The Treatment of Obesity

In some patients, obesity is the result of overconsumption of calories. In some, it is related to the underutilization of calories related due to inactivity. In others, it is caused by a defective appetite or food-hunger regulatory system. In still others, it may be related to psychosocial issues that have existed since childhood.

Regardless of its cause, there is only one form of treatment. However you vary the diet, all treatments of obesity depend upon a decrease in caloric intake to a level less than that needed for the body's metabolism. Increasing exercise is also an important part of management, but this increased activity is not usually sufficient, in itself, to cause significant weight loss.

A number of procedures have been devised to enable patients to reduce caloric intake. The variety of techniques suggests that none is invariably better than any other. Miracle diets are rarely miraculous. Food-based diets can be effective in weight loss, but these must be formulated for the individual patient, incorporating characteristics of the demands of the patient's life, preferences, and experiences.
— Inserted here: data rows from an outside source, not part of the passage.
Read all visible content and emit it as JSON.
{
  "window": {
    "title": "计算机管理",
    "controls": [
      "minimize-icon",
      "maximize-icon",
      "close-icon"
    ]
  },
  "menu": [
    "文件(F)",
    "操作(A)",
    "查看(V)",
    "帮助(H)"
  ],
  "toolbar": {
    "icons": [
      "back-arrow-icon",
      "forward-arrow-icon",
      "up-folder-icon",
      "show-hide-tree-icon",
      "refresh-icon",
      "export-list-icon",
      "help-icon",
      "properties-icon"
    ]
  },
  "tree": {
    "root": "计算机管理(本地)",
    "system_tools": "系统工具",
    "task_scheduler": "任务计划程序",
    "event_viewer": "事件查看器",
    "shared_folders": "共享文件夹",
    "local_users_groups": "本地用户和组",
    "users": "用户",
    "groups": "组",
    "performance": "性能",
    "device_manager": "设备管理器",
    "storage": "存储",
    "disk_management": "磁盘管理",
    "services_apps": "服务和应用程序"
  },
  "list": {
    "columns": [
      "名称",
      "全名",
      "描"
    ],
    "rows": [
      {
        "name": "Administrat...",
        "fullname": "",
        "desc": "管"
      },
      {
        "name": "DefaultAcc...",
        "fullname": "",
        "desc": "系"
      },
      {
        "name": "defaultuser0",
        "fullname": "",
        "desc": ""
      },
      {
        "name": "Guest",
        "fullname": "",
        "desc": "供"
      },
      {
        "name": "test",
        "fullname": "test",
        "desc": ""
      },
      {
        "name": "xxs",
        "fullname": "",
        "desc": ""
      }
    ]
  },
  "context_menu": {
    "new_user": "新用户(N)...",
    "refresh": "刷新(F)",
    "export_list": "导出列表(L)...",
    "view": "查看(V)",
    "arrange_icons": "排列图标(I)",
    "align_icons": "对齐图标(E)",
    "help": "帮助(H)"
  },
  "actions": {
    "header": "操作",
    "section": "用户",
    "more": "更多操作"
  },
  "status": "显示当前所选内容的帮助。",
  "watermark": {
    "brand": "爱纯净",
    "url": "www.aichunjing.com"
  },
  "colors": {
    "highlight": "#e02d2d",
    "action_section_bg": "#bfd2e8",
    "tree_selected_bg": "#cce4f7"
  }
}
We develop an individualized program for each patient. Some patients begin with an intensive weight loss period using meal replacements. Others initially work our dietitians to learn about nutrition and food selection. Others primarily concentrate on group therapy to address the underlying causes of overeating. Ultimately, we find that patients are most successful in the long-term when employing a range of options to address their weight.

In theory, the fewer calories you eat, the more rapidly you will lose weight, but this can be carried too far. Near-zero calorie diets are successful in weight loss, but they are dangerous because the body's survival depends on a daily source of protein and nutrients for many of its complicated metabolic functions. In near-zero calorie diets, a significant part of the weight loss involves the destruction of muscle tissue, bone, and other body organs.

However, the body's need for protein and nutrients can be met with as little as 700-800 total calories and 300-500 carefully selected protein calories per day. The use of a very low calorie diet (VLCD) has been shown in numerous scientific studies to be extremely effective in fat loss while preserving muscle tissue.

A major problem is how to maintain compliance on a very low calorie diet. Consuming food in this limited amount is usually not possible or practical. The solution appears to depend upon abstinence, not from nourishment, but from traditional food and from food decisions. The use of a food substitute in a precisely specified way appears to be effective. Abstinence from traditional food can be maintained comfortably and for long enough periods to enable patients to lose substantial weight. This program is then followed by a gradual transition to food with careful, structured support, and management.